These days, I am usually playing "being a Dad"! To be honest, I'm really not into playing games as I don't have the time to dedicate to the mainstream mega-titles, and the "indie" scene is just so full of shovelware it takes too long to even look for something to play! To be honest, these days I prefer to spend my time making games than playing them... which brings us neatly onto:

LedaSoft has undergone two major re-inventions since the ST days - the first was back in 2010 when we resurrected the "Leda" name as "Leda Entertainment" in an attempt to break into the mobile game market. We released about a dozen games over five or so years, but it really didn't work out.

More recently, we have changed direction again - this time we have kept the Leda Entertainment name, but changed what we are all about. Over our time in mobile, we met a lot of people trying to get into the games industry but always stuck behind the "lack of experience/no published titles" wall. So we changed direction - Leda is still firstly about us enjoying making games, but instead of hoping to make money, we have teamed up with a number of these talented artists and audio designers in the hope that the game we make and release together will help at least one of them on their way to their dream job!
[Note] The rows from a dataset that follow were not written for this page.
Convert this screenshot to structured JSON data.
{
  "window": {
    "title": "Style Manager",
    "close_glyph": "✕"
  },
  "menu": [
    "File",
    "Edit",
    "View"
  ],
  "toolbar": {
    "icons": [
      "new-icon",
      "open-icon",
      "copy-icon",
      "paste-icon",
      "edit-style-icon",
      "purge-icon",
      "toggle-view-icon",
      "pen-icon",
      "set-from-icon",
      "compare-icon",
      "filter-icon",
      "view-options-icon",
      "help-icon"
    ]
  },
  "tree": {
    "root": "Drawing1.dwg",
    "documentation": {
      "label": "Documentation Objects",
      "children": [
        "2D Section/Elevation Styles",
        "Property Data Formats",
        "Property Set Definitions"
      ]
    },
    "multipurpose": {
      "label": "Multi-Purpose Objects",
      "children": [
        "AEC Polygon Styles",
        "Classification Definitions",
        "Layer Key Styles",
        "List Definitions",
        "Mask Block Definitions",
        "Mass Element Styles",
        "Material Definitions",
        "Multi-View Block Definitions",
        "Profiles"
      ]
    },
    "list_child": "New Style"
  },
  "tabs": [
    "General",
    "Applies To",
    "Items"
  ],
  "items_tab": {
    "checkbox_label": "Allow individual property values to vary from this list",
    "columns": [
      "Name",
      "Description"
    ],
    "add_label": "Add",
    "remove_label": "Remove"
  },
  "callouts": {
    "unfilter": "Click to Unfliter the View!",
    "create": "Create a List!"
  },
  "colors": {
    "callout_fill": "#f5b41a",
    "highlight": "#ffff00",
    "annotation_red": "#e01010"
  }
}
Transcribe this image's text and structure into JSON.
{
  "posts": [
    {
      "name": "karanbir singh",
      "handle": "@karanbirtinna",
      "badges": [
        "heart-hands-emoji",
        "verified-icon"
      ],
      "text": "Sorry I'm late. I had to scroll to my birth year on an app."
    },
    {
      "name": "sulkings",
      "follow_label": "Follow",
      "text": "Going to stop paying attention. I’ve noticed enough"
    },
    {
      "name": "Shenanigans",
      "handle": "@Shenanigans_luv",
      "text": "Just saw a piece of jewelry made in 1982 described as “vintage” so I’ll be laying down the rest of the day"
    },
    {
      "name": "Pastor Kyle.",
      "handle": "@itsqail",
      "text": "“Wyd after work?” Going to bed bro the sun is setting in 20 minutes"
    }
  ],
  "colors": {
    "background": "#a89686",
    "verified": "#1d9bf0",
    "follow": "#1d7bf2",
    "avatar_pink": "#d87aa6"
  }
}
The game we are working on is called "Bullion - The Curse of the Cutthroat Cattle" - it's a local multiplayer brawler based around a crew of pirate bulls. There are currently eight in the team, including Paul and myself, so Leda has grown a bit since the ST days! If you want to check out Bullion, go to www.bulliongame.com

So the plan for the future is to keep making games and, hopefully, help some people kick-start their career - ultimately to have fun! That said, I must admit that it's tempting to crack out the Atari STe once Bullion is done, just to see what I can still do - and I also have a half-finished PC remake of Curse somewhere I might finish up...

4 comments:

  1. Oh, that was a great interview Steve! Thanks a lot. Very fun read.

    ReplyDelete
    Replies
    1. Thanks very much whoever you are :)

      Delete